1) Your librarian should be your best resource. But, research is NOT just for the library.
Research is just a word used to describe the process of discovering new information, seeking answers, and studying a topic deeper. As an educator, you are ALREADY guiding your students to research. Every. Single. Day. Each time that a student learns a new fact, they have performed a baby step along the research journey. Often, I find that teachers place too much emphasis on the concept of research. They make it heavy. They turn it into a burden; when, truly, research is happening a dozen times a day. Let your students know that each time you say the words, “Let’s look it up.” you are completing research. It’s just that easy!
2) You can easily teach inquiry-based research skills in short bursts of time. Research projects do not need to be long, drawn out, or take days upon days to complete. For example, during a lesson, one of your kids asks an interesting question that you don’t quite know the answer to. Don’t say, “Let me get back to you on that.” Instead say, “Well, let’s take a second to research that.” Don’t just look up the answer and share it. Talk out loud. Explain the steps that you are taking. What resource are you using? What keyword did you choose? How did you know which page/website link to go to? Model it for them. There, now you have completed a shared research task. Won’t Common Core be happy??
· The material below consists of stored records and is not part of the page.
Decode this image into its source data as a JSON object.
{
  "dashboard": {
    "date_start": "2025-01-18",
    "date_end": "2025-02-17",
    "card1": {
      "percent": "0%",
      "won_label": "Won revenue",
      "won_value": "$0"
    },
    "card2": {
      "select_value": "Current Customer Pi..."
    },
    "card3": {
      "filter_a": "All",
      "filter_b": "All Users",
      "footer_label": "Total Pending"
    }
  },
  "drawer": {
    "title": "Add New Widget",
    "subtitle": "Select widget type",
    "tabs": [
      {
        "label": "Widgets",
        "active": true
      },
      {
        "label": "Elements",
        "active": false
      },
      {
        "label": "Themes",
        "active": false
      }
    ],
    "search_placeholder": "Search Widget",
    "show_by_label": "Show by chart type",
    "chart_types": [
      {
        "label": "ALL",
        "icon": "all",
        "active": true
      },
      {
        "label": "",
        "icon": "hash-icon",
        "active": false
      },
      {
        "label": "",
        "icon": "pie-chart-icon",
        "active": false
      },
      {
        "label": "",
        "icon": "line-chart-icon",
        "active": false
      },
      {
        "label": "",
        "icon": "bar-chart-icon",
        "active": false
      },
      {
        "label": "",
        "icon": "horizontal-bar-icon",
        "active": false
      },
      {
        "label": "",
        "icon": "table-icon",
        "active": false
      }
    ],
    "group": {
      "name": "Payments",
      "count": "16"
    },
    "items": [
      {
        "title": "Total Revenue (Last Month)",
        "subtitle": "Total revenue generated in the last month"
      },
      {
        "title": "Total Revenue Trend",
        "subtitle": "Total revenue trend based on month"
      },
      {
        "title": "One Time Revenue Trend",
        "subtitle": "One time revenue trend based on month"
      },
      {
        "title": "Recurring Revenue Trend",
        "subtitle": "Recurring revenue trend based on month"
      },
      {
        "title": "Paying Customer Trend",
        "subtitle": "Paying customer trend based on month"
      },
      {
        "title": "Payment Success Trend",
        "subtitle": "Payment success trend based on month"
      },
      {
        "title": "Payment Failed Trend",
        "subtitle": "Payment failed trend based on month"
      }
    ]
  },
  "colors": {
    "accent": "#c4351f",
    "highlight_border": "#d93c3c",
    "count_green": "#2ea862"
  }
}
Kids just need to keep track of WHERE their facts come from. This process can easily be simplified in many ways. Take a peek at my FREE resource, It’s Elementary-Bibliography for the Youngest Students. You can learn even more about encouraging kids to record where their research facts are coming from, without burdening them!
4) Successful research inquiries begin with strong keywords! Keywords are needed for utilizing printed table of contents and indexes AND for researching websites and databases. Students need to be able to look at a question and decide what the key words are. I like to explain to kids that a keyword will UNLOCK the answer to their question, just like a key unlocks a door. This is a skill that needs lots and lots of practice.
Each time that you are seeking text-based evidence with your kids, ask your students to identify the keyword. Use the word, “keyword” in your daily discussions. Again. And again. I have found that the youngsters with a strong sense of keywords are the best researchers.
5) Create a final product that is fun and exciting. It is possible. Really! You will be hard-pressed to get your kids excited about a research project if the end result is going to be a five paragraph essay with an introduction, three detail paragraphs, and a conclusion. Just saying!! How about shaking things up a bit?
Utilize task cards. Use apps to create a storyboard or comic strip. Invite students to create an A to Z report. Have students pretend that they are a reporter breaking a news story. Record them. Create a file folder report or a research poster.
How about an interactive report, similar to interactive notebooks? I have created state and country reports that utilize many interactive elements. Students are excited to conduct the research and even more excited to put together the project. One of my students said it best when he said, “I am definitely NOT letting my Mom throw this away.”
Sonya is an elementary school librarian who has a genuine passion for what she does. She loves books, kids, and technology! She is excited about all of the opportunities that threading these three things together brings each and every day. Sonya tends The Library Patch where she can be found on Teachers Pay Teachers, Facebook, Pinterest, and a librarian inspired blog.